[Supplied information]

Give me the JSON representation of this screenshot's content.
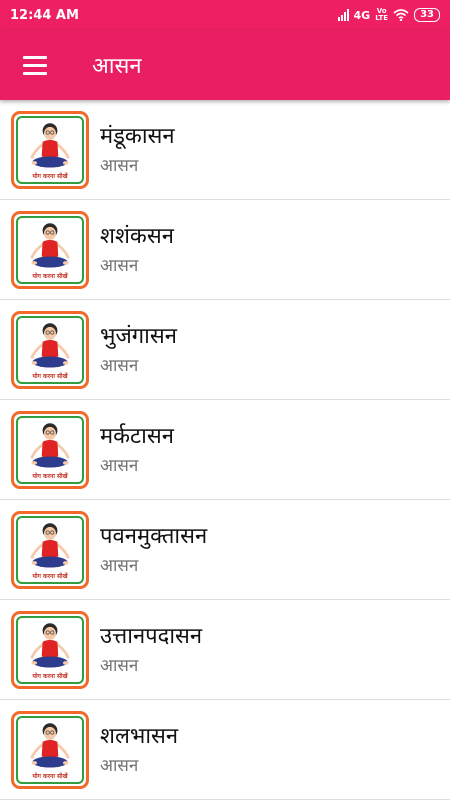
{
  "status_bar": {
    "time": "12:44 AM",
    "network": "4G",
    "volte_top": "Vo",
    "volte_bottom": "LTE",
    "battery": "33"
  },
  "app_bar": {
    "title": "आसन",
    "menu_icon": "hamburger-menu-icon"
  },
  "colors": {
    "primary": "#e91e63",
    "status_bar": "#ef1f63",
    "thumb_border_outer": "#f26a2a",
    "thumb_border_inner": "#2e9e3e"
  },
  "list": {
    "thumb_caption": "योग करना सीखें",
    "items": [
      {
        "title": "मंडूकासन",
        "subtitle": "आसन"
      },
      {
        "title": "शशंकसन",
        "subtitle": "आसन"
      },
      {
        "title": "भुजंगासन",
        "subtitle": "आसन"
      },
      {
        "title": "मर्कटासन",
        "subtitle": "आसन"
      },
      {
        "title": "पवनमुक्तासन",
        "subtitle": "आसन"
      },
      {
        "title": "उत्तानपदासन",
        "subtitle": "आसन"
      },
      {
        "title": "शलभासन",
        "subtitle": "आसन"
      }
    ]
  }
}
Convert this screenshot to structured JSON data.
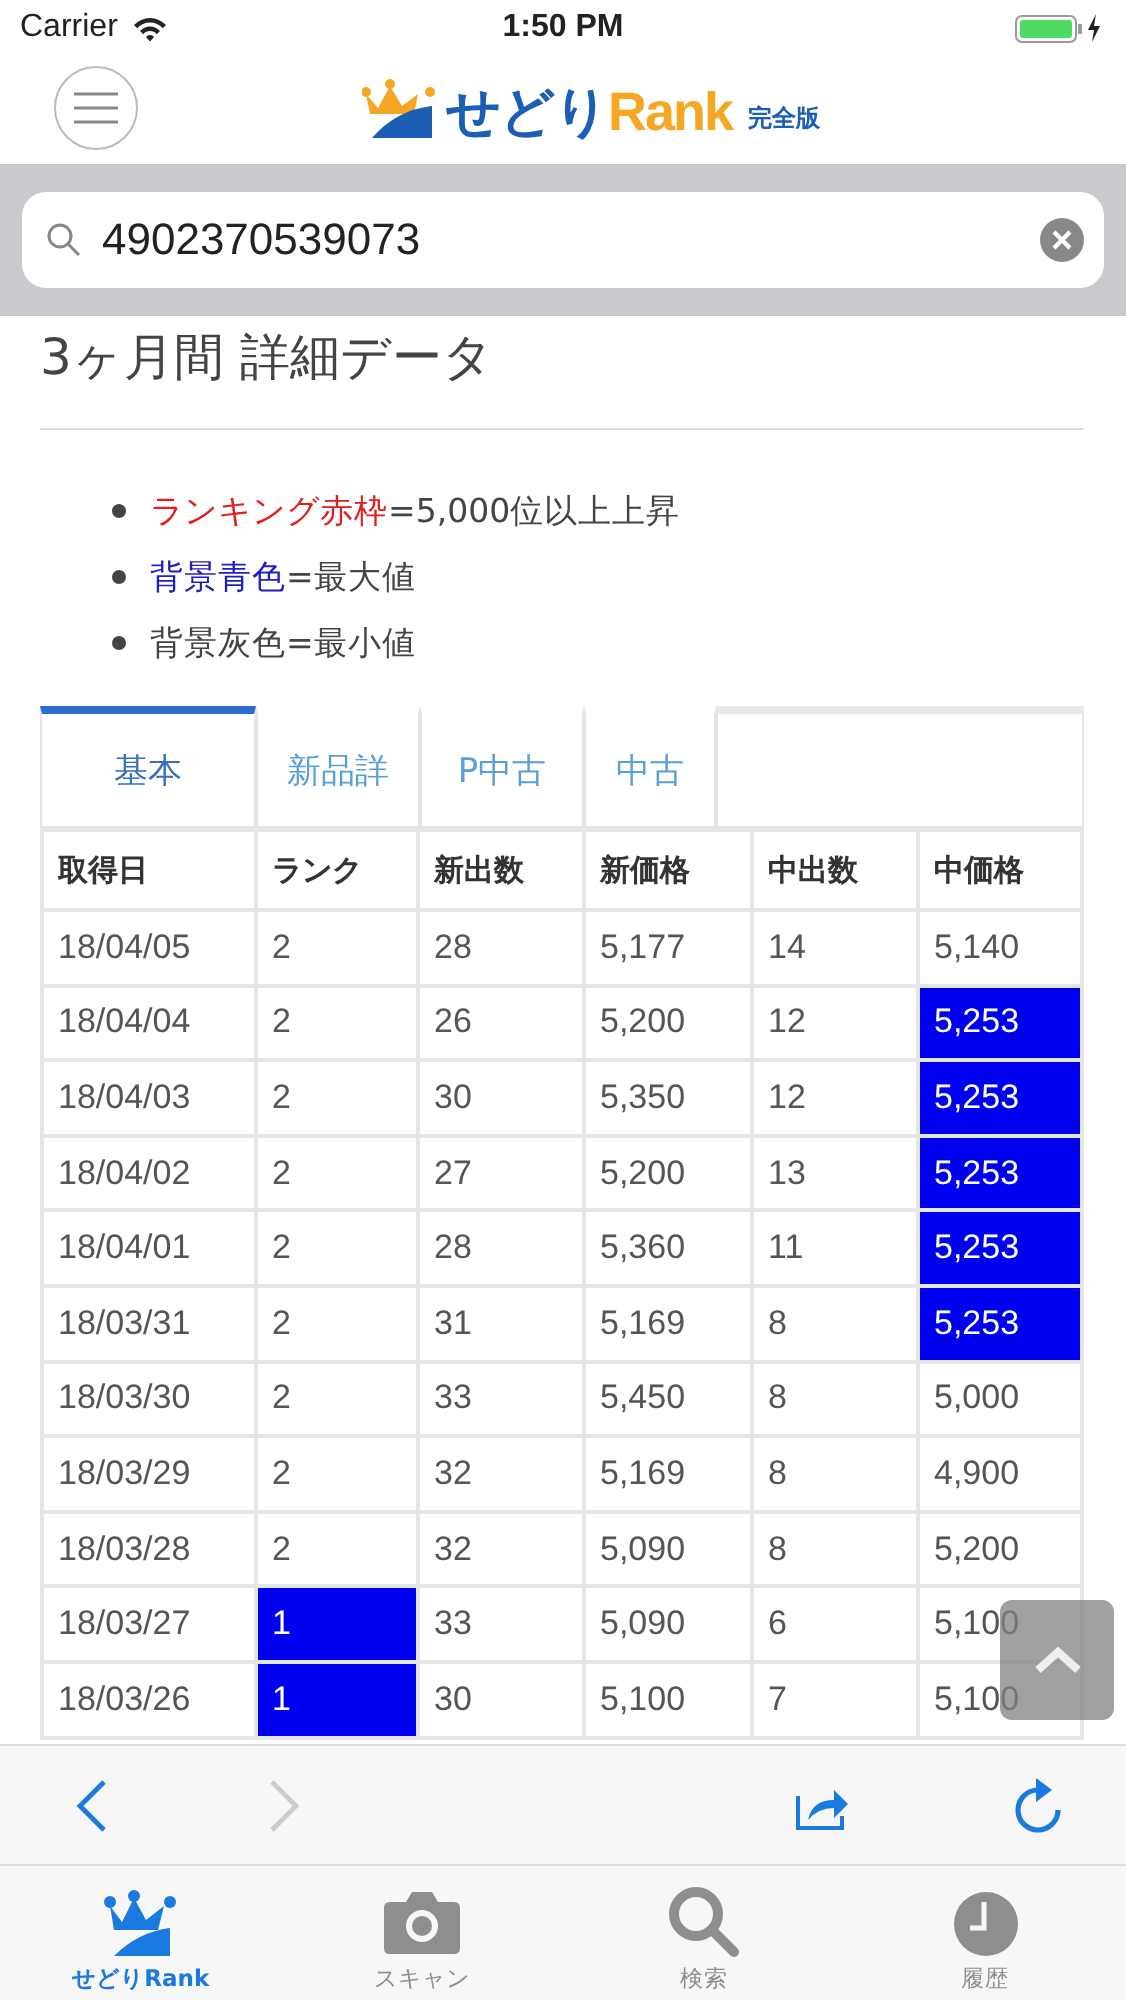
{
  "status_bar": {
    "carrier": "Carrier",
    "time": "1:50 PM"
  },
  "header": {
    "logo_main": "せどり",
    "logo_accent": "Rank",
    "edition": "完全版"
  },
  "search": {
    "value": "4902370539073"
  },
  "title": "3ヶ月間 詳細データ",
  "legend": [
    {
      "key": "ランキング赤枠",
      "rest": "=5,000位以上上昇",
      "color": "#e02020"
    },
    {
      "key": "背景青色",
      "rest": "=最大値",
      "color": "#2020c0"
    },
    {
      "key": "背景灰色",
      "rest": "=最小値",
      "color": "#444444"
    }
  ],
  "tabs": [
    {
      "label": "基本",
      "selected": true
    },
    {
      "label": "新品詳",
      "selected": false
    },
    {
      "label": "P中古",
      "selected": false
    },
    {
      "label": "中古",
      "selected": false
    }
  ],
  "table": {
    "columns": [
      "取得日",
      "ランク",
      "新出数",
      "新価格",
      "中出数",
      "中価格"
    ],
    "rows": [
      {
        "cells": [
          {
            "text": "18/04/05",
            "max": false
          },
          {
            "text": "2",
            "max": false
          },
          {
            "text": "28",
            "max": false
          },
          {
            "text": "5,177",
            "max": false
          },
          {
            "text": "14",
            "max": false
          },
          {
            "text": "5,140",
            "max": false
          }
        ]
      },
      {
        "cells": [
          {
            "text": "18/04/04",
            "max": false
          },
          {
            "text": "2",
            "max": false
          },
          {
            "text": "26",
            "max": false
          },
          {
            "text": "5,200",
            "max": false
          },
          {
            "text": "12",
            "max": false
          },
          {
            "text": "5,253",
            "max": true
          }
        ]
      },
      {
        "cells": [
          {
            "text": "18/04/03",
            "max": false
          },
          {
            "text": "2",
            "max": false
          },
          {
            "text": "30",
            "max": false
          },
          {
            "text": "5,350",
            "max": false
          },
          {
            "text": "12",
            "max": false
          },
          {
            "text": "5,253",
            "max": true
          }
        ]
      },
      {
        "cells": [
          {
            "text": "18/04/02",
            "max": false
          },
          {
            "text": "2",
            "max": false
          },
          {
            "text": "27",
            "max": false
          },
          {
            "text": "5,200",
            "max": false
          },
          {
            "text": "13",
            "max": false
          },
          {
            "text": "5,253",
            "max": true
          }
        ]
      },
      {
        "cells": [
          {
            "text": "18/04/01",
            "max": false
          },
          {
            "text": "2",
            "max": false
          },
          {
            "text": "28",
            "max": false
          },
          {
            "text": "5,360",
            "max": false
          },
          {
            "text": "11",
            "max": false
          },
          {
            "text": "5,253",
            "max": true
          }
        ]
      },
      {
        "cells": [
          {
            "text": "18/03/31",
            "max": false
          },
          {
            "text": "2",
            "max": false
          },
          {
            "text": "31",
            "max": false
          },
          {
            "text": "5,169",
            "max": false
          },
          {
            "text": "8",
            "max": false
          },
          {
            "text": "5,253",
            "max": true
          }
        ]
      },
      {
        "cells": [
          {
            "text": "18/03/30",
            "max": false
          },
          {
            "text": "2",
            "max": false
          },
          {
            "text": "33",
            "max": false
          },
          {
            "text": "5,450",
            "max": false
          },
          {
            "text": "8",
            "max": false
          },
          {
            "text": "5,000",
            "max": false
          }
        ]
      },
      {
        "cells": [
          {
            "text": "18/03/29",
            "max": false
          },
          {
            "text": "2",
            "max": false
          },
          {
            "text": "32",
            "max": false
          },
          {
            "text": "5,169",
            "max": false
          },
          {
            "text": "8",
            "max": false
          },
          {
            "text": "4,900",
            "max": false
          }
        ]
      },
      {
        "cells": [
          {
            "text": "18/03/28",
            "max": false
          },
          {
            "text": "2",
            "max": false
          },
          {
            "text": "32",
            "max": false
          },
          {
            "text": "5,090",
            "max": false
          },
          {
            "text": "8",
            "max": false
          },
          {
            "text": "5,200",
            "max": false
          }
        ]
      },
      {
        "cells": [
          {
            "text": "18/03/27",
            "max": false
          },
          {
            "text": "1",
            "max": true
          },
          {
            "text": "33",
            "max": false
          },
          {
            "text": "5,090",
            "max": false
          },
          {
            "text": "6",
            "max": false
          },
          {
            "text": "5,100",
            "max": false
          }
        ]
      },
      {
        "cells": [
          {
            "text": "18/03/26",
            "max": false
          },
          {
            "text": "1",
            "max": true
          },
          {
            "text": "30",
            "max": false
          },
          {
            "text": "5,100",
            "max": false
          },
          {
            "text": "7",
            "max": false
          },
          {
            "text": "5,100",
            "max": false
          }
        ]
      }
    ]
  },
  "toolbar": {
    "forward_disabled": true
  },
  "tab_bar": [
    {
      "label": "せどりRank",
      "kind": "crown",
      "selected": true
    },
    {
      "label": "スキャン",
      "kind": "camera",
      "selected": false
    },
    {
      "label": "検索",
      "kind": "search",
      "selected": false
    },
    {
      "label": "履歴",
      "kind": "clock",
      "selected": false
    }
  ]
}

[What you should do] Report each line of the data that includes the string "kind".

[Expected answer]
      "kind": "crown",
      "kind": "camera",
      "kind": "search",
      "kind": "clock",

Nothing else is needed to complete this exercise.